  7. bozhidar bob balkas said on November 1st, 2008 at 1:09pm #

    yes, skirts matter. they matter to me because a female may have many “skirts” in her bag. that is what politicos generally do; they skirt nearly all issues. thnx

  8. David Gaines said on November 2nd, 2008 at 4:26am #

    Full disclosure: I am a Green Party activist running a GP Congressional campaign this year, and worked on the 2000 & 2004 Nader campaigns. I voted absentee for McKinney but have also helped out and contributed to the Nader and Brian Moore (Socialist Party) campaigns. I agree with Nader when he says that there is room for several such campaigns in the field this year. Sounds contradictory, and people seem to be puzzled by that statement, but from where I sit it seems to be true.

    My strong impression over the last several months is that the clear distinction between the Nader/Gonzalez campaign and the McKinney/Clemente campaign (besides one campaign having a compelling, well-designed, easy to use website and the other campaign having a complete disaster for a website) is the emphasis on completely different issues. In terms of what the candidates talk about in depth, the two campaigns may as well be campaigning on different planets. Who talks about corporate crime and campaign finance reform, and who talks about post-Katrina New Orleans and the militarization of Africa?

    Also, McKinney’s campaign has significantly more appeal, from what I can see on the ground, to the radical segment of the African-American community. She has been somewhat successful at not only drawing those people into the Green Party, but increasing their numbers among GP candidates. This is a group that, as a whole, has never been attracted to Ralph Nader. I may be alone in thinking this, but I don’t see a whole lot of McKinney votes going to Nader were he not on the ballot in a given state.

    This is a superficial analysis and I agree with the person who said that there should be more discussion of the essential differences between McKinney and Nader instead of lumping them together as twin candidates all the time.

  9. luke weyland said on November 2nd, 2008 at 7:32am #

    Hate to say this… but -
    If you live in swinging states like Missouri, Florida, Nevada, North Carolina, etc
    Please vote for the lesser evil
    Please vote for Obama

    McKinney is clearly a superior person to Obama. A President McKinney would get the US military out of the the Middle East on day one.

    But there will be no President McKinney, Nader, Brown or Barr. There will only be a President Obama, or a President McCain – or if old age hits Senator John – a president Palin.

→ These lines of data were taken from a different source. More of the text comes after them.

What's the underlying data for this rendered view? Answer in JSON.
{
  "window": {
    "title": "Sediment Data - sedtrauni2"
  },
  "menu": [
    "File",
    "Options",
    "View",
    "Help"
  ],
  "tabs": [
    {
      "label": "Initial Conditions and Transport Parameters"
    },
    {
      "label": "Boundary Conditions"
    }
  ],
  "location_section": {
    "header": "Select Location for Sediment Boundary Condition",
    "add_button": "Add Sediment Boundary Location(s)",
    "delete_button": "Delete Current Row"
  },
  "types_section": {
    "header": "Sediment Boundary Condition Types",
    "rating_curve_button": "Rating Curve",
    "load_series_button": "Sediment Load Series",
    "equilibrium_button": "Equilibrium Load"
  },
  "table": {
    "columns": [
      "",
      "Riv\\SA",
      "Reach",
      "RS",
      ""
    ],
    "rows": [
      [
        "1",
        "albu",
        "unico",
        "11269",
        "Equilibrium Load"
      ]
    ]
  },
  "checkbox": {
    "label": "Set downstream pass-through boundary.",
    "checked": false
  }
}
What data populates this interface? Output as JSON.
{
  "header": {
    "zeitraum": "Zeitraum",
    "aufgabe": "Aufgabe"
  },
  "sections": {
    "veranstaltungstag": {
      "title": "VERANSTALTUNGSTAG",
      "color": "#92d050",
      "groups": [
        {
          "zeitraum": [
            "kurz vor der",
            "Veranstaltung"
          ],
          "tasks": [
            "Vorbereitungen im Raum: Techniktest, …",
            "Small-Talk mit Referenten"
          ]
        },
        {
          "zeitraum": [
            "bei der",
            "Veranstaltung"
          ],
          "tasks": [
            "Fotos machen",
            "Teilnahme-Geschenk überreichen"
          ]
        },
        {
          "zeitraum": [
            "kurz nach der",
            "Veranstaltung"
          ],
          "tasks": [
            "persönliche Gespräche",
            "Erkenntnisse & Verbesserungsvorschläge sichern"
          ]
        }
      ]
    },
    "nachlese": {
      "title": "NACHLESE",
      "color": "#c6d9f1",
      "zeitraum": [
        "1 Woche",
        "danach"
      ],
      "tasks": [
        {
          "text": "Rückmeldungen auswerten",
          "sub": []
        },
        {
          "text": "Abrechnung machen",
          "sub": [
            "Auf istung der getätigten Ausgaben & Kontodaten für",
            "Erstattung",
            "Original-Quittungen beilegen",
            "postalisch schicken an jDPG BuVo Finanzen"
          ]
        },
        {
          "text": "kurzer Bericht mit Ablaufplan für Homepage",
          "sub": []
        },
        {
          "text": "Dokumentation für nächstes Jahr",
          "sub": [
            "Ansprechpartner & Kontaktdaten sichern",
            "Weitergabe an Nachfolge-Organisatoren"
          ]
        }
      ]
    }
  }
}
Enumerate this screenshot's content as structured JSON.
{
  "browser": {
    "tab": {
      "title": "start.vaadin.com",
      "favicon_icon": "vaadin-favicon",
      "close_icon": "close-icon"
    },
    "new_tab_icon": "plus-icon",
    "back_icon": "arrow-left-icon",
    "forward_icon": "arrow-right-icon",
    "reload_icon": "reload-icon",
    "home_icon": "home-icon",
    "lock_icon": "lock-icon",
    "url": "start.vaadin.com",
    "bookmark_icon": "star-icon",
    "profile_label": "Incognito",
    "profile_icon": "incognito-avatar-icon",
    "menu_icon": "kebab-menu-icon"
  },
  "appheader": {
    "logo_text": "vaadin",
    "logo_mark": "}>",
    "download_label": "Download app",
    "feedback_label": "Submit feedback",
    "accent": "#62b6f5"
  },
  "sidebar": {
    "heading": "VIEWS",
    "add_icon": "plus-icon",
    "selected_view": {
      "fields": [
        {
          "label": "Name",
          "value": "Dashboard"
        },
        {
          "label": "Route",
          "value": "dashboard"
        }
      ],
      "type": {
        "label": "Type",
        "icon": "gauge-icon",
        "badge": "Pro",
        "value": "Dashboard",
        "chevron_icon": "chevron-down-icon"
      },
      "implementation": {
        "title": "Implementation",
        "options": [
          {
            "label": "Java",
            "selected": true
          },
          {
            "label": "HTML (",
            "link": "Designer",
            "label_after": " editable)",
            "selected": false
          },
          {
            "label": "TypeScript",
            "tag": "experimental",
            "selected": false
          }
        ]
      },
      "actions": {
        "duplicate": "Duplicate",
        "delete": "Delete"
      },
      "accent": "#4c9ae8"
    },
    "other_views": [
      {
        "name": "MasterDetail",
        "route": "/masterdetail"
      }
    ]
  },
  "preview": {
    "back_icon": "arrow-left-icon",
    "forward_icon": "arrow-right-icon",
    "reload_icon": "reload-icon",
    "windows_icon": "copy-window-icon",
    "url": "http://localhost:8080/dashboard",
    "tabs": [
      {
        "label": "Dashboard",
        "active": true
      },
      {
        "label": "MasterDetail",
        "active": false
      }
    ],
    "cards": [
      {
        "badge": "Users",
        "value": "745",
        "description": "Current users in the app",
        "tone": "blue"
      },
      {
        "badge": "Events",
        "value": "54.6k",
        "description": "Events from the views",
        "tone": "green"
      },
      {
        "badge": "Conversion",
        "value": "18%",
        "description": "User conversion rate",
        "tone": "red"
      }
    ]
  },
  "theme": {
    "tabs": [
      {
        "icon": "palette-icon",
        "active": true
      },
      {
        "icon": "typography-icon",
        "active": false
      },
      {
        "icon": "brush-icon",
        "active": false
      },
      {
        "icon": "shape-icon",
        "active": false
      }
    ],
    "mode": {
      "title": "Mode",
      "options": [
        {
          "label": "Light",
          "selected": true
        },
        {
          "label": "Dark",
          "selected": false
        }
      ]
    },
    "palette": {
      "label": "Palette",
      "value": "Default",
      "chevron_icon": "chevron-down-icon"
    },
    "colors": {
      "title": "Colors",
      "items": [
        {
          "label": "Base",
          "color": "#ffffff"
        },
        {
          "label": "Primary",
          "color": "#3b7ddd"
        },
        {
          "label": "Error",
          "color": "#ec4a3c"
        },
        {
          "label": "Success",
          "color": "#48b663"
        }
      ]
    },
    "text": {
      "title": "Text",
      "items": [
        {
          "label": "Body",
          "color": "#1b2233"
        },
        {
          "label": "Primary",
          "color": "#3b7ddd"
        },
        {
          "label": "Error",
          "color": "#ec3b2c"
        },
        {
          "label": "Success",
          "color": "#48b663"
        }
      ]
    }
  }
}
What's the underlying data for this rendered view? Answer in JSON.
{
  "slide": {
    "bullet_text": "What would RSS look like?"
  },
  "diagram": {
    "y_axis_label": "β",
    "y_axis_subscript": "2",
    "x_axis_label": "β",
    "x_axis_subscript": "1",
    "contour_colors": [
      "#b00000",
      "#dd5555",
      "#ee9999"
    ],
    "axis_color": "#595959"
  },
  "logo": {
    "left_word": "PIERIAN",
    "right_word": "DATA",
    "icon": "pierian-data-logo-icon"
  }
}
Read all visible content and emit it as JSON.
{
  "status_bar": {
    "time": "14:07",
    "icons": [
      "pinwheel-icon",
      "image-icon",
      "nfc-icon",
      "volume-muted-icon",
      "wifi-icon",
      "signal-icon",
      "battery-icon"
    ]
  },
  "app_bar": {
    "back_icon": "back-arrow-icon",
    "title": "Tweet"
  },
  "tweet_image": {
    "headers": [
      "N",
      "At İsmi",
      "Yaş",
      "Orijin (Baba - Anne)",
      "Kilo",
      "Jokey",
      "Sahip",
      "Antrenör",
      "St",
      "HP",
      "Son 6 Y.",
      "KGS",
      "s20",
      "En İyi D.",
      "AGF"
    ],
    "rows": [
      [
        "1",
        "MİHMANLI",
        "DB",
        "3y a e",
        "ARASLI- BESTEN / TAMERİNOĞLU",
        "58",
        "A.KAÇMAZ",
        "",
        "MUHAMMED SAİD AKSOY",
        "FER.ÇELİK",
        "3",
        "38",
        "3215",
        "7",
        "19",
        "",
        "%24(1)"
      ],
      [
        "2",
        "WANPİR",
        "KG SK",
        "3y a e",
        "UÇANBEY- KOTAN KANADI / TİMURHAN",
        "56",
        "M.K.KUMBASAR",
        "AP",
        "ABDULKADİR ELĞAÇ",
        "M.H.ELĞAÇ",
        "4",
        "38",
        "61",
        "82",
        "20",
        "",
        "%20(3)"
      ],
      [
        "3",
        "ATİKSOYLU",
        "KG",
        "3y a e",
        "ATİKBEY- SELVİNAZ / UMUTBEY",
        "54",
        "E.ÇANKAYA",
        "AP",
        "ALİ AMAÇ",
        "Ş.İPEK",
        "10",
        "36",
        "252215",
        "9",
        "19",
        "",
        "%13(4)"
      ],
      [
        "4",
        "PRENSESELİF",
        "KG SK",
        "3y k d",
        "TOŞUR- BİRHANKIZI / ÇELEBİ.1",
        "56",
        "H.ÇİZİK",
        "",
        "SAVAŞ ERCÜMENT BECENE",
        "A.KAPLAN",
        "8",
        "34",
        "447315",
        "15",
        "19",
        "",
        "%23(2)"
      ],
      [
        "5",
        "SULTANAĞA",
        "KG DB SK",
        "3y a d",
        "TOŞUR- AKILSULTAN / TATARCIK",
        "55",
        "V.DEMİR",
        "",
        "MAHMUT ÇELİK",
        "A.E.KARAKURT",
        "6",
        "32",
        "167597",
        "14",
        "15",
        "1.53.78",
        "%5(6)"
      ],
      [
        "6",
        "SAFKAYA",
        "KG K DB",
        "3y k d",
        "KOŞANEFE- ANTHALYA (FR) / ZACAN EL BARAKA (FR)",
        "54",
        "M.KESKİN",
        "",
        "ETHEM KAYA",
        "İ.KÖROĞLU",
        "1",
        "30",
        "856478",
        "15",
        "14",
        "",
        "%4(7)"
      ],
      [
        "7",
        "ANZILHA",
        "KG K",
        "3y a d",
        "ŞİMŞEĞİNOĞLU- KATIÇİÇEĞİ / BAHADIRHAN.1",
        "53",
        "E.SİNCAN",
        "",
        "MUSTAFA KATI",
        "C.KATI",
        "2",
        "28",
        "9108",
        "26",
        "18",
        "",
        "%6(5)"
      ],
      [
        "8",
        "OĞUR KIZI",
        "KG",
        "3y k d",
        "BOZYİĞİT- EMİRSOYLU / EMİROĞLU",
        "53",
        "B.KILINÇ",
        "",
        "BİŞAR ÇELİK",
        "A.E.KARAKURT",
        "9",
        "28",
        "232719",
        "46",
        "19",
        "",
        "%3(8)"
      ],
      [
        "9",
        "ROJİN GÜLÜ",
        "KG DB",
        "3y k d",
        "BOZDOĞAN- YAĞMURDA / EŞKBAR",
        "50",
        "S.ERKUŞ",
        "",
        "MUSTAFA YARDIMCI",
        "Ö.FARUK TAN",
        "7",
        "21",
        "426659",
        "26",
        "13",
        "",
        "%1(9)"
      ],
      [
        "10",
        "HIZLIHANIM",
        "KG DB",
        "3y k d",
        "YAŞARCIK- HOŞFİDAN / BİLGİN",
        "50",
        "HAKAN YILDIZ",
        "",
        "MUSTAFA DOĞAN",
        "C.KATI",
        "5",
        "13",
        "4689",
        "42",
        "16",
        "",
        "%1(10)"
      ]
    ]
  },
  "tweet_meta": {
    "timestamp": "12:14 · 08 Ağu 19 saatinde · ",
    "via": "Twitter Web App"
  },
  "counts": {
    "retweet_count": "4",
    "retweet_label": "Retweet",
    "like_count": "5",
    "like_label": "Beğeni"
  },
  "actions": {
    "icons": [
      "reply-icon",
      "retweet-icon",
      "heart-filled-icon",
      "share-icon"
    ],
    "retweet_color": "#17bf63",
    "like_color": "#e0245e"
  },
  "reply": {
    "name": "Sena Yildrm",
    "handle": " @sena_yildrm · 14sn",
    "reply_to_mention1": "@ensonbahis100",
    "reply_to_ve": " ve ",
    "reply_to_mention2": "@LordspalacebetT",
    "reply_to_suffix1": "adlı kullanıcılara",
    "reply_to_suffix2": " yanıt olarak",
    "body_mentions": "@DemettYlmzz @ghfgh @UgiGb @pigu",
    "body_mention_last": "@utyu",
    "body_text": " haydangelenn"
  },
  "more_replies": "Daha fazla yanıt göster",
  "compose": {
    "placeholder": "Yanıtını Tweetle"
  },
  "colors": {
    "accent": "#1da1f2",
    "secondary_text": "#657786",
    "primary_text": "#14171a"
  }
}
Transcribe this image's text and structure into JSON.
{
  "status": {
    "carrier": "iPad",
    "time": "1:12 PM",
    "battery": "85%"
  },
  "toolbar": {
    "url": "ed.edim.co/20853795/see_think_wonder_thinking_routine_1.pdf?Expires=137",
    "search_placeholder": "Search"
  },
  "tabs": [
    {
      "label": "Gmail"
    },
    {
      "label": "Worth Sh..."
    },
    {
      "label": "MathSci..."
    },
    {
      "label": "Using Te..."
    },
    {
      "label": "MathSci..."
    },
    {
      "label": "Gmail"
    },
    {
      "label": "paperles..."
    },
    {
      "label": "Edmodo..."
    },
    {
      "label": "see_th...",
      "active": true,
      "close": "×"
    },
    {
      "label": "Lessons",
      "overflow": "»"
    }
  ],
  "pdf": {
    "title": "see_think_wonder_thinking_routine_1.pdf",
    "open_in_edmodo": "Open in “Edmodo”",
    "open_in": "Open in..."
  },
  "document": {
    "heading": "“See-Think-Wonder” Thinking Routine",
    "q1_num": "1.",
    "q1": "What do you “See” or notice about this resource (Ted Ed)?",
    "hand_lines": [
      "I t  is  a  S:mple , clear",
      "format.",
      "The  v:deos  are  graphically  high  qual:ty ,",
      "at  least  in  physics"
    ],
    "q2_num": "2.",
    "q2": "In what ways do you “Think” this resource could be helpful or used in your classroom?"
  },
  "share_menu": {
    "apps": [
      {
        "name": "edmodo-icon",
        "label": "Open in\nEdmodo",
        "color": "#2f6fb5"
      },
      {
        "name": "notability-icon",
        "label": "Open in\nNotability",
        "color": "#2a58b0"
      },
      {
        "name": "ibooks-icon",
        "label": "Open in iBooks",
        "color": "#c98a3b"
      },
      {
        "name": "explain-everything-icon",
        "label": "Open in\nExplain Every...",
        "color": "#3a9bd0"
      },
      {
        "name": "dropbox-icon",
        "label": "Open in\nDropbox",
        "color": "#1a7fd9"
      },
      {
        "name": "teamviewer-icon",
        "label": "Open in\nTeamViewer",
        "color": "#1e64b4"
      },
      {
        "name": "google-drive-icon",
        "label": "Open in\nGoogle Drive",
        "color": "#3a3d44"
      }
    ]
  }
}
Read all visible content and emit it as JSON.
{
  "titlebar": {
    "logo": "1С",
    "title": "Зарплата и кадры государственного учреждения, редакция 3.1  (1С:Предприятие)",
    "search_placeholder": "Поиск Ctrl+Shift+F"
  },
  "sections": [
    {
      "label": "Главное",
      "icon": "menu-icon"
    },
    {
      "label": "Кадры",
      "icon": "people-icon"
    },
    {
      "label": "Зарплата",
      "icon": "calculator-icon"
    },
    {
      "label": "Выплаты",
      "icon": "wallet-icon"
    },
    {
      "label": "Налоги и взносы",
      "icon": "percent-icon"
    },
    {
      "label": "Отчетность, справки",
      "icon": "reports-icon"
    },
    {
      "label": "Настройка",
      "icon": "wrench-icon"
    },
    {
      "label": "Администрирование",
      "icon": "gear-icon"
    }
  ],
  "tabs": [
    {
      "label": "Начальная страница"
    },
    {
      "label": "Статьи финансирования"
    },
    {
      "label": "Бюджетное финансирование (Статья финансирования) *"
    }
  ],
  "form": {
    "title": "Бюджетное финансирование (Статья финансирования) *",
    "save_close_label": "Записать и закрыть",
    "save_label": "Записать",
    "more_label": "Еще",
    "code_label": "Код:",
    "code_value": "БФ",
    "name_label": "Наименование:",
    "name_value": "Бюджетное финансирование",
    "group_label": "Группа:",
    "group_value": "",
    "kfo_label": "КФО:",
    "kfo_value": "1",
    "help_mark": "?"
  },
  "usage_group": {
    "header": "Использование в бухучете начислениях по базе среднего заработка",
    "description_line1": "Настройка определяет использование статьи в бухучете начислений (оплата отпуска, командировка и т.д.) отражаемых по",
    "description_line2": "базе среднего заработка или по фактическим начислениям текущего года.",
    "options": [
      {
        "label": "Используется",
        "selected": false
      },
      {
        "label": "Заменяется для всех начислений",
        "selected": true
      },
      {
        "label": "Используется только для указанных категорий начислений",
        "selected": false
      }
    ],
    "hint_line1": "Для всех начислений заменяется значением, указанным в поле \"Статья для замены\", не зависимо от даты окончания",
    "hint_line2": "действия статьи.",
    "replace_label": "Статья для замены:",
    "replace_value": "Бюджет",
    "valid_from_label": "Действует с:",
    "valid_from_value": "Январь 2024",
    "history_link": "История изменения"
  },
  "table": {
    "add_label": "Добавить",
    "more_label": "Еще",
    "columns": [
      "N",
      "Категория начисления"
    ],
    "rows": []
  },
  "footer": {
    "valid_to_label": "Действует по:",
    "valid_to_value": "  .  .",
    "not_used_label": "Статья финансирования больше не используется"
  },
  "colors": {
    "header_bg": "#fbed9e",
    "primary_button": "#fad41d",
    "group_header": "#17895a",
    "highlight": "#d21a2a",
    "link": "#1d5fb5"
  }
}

    John McCain bombed the citizens of Hanoi, was set in 1962 to do the same to Cuba. Now he wants to Bomb Bomb Iran. He regards Venezuela as a dictatorship, Saudi Arabia as a democracy – because the latter does as it is told.

    Obama will unfortunately keep US troops in the wars already begun, but even is likely to wind them back. He will use his legal advice and mediation skills to settle other difficult areas. Whereas John McCain would use his killing skills.

    If you live in Elephant states like Texas, Utah, or Alabama, by all means vote with your heart. Similarly if you live in the donkey states of California, Illinois, or New York do likewise. When you vote for your congress men and women do likewise ( if you are able to ) This would tell the Conservatives within the Democrats how you really think.
    However, when it comes to the vote for Presidency, if you live in one of the more marginal ” battleground ” states, for the sake of the country and the planet please vote for Senator Barack Obama!

  10. bozhidar bob balkas said on November 2nd, 2008 at 10:42am #

    luke weyland,
    u’r splitting uncle sam in two. u’r splitting USA in two. yes, obama is different than mccain.
    but the uncle remains the same: expansion by any means whatsoever.
    and atomizing innocent citizens in nagasaki and hiroshima proves it.
    indigenes of the redlands, prove it.
    iraq, afghanistan, palestine, s. and central america, e. europe, prove it.
    all this was done before anybody heard of obama.
    and obama is gonna buck uncle? no, i don’t think so.
    the lesser evil is definitely gonna turn to be greater or much greater evil.
    and not because of obama but because of the funni uncle.
    he loves raping countries and even continents. thnx